Say how many of the lines below include the word "icon". Only the number should be given.

[Saved data entries]

----

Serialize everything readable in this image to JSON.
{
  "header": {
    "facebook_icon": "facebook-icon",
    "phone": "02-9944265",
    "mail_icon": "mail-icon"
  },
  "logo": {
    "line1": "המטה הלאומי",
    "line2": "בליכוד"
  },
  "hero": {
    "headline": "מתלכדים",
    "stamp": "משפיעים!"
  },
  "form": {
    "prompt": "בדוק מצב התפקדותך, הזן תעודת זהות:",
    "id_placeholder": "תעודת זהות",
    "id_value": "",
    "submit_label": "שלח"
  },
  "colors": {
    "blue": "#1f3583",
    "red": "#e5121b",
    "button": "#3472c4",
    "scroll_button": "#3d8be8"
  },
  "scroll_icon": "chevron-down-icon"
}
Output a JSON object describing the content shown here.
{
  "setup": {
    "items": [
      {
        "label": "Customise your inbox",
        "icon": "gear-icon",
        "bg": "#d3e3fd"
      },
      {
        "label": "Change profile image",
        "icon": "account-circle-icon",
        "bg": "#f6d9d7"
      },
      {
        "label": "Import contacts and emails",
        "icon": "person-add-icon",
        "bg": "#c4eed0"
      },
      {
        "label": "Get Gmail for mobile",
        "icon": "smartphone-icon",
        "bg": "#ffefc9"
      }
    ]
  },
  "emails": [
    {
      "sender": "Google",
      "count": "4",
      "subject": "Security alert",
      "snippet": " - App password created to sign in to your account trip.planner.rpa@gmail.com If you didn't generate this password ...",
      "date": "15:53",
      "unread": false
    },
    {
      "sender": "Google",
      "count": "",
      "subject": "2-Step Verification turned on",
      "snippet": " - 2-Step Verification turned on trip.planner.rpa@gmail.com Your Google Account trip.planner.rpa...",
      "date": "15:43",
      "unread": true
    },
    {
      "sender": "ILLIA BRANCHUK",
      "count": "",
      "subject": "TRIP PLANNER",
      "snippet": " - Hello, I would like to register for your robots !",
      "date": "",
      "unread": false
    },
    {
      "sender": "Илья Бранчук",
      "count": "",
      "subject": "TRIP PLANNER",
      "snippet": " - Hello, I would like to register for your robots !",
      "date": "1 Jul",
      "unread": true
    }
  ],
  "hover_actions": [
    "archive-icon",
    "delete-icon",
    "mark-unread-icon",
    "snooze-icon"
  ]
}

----

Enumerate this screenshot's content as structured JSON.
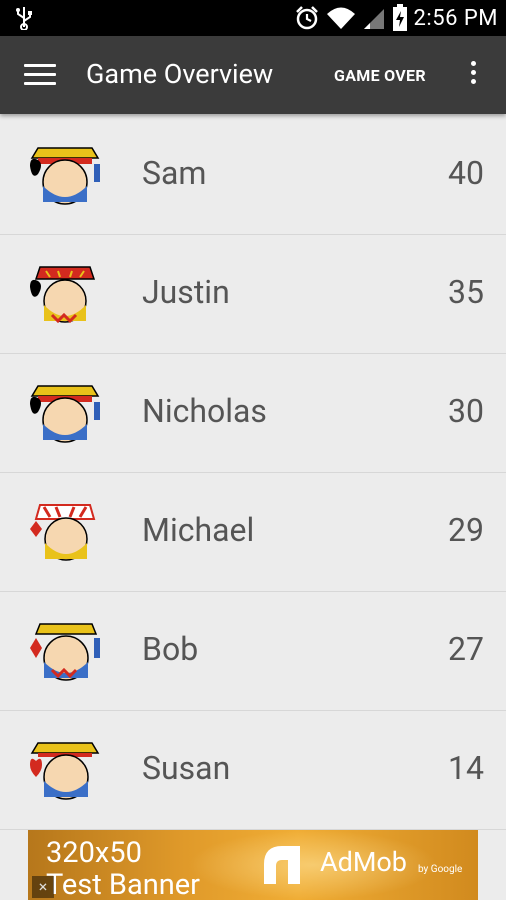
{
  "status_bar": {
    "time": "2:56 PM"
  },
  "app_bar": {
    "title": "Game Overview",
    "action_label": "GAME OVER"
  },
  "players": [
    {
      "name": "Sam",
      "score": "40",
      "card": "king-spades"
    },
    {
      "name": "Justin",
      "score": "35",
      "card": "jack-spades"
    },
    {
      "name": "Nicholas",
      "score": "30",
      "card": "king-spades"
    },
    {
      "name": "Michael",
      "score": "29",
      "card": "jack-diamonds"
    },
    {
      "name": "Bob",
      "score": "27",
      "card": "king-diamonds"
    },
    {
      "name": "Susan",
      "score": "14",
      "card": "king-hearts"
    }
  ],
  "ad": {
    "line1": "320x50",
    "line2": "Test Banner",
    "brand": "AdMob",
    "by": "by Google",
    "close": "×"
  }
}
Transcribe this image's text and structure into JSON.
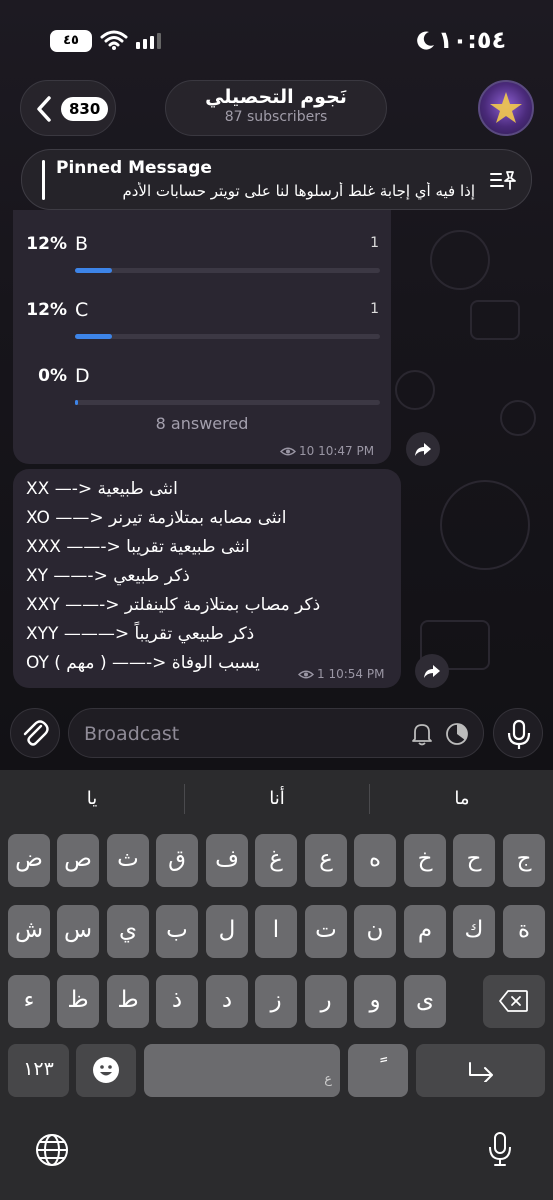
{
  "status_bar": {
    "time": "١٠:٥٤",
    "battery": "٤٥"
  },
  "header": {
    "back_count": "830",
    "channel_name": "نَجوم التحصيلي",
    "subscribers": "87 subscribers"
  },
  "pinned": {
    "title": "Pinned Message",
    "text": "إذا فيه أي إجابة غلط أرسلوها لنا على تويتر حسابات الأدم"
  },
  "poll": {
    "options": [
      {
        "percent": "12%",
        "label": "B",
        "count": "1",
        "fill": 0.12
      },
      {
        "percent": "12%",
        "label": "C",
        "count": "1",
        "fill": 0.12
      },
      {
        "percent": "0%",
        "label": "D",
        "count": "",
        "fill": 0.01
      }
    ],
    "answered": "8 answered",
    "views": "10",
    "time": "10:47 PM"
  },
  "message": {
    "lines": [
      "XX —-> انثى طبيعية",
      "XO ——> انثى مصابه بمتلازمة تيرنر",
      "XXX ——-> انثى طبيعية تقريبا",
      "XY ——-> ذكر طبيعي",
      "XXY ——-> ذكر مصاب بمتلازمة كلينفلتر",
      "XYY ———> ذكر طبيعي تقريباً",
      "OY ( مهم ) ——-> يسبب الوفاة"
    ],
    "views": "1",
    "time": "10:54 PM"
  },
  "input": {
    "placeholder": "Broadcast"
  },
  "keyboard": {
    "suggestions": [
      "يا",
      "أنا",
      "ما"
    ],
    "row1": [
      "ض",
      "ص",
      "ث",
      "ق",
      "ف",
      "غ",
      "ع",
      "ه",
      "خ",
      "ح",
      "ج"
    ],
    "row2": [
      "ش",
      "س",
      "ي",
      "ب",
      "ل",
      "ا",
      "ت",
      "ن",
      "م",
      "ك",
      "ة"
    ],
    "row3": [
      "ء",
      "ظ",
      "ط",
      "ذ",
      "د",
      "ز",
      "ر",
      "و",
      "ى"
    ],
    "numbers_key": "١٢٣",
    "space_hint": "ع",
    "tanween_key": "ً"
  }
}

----

_Output for this task_:
11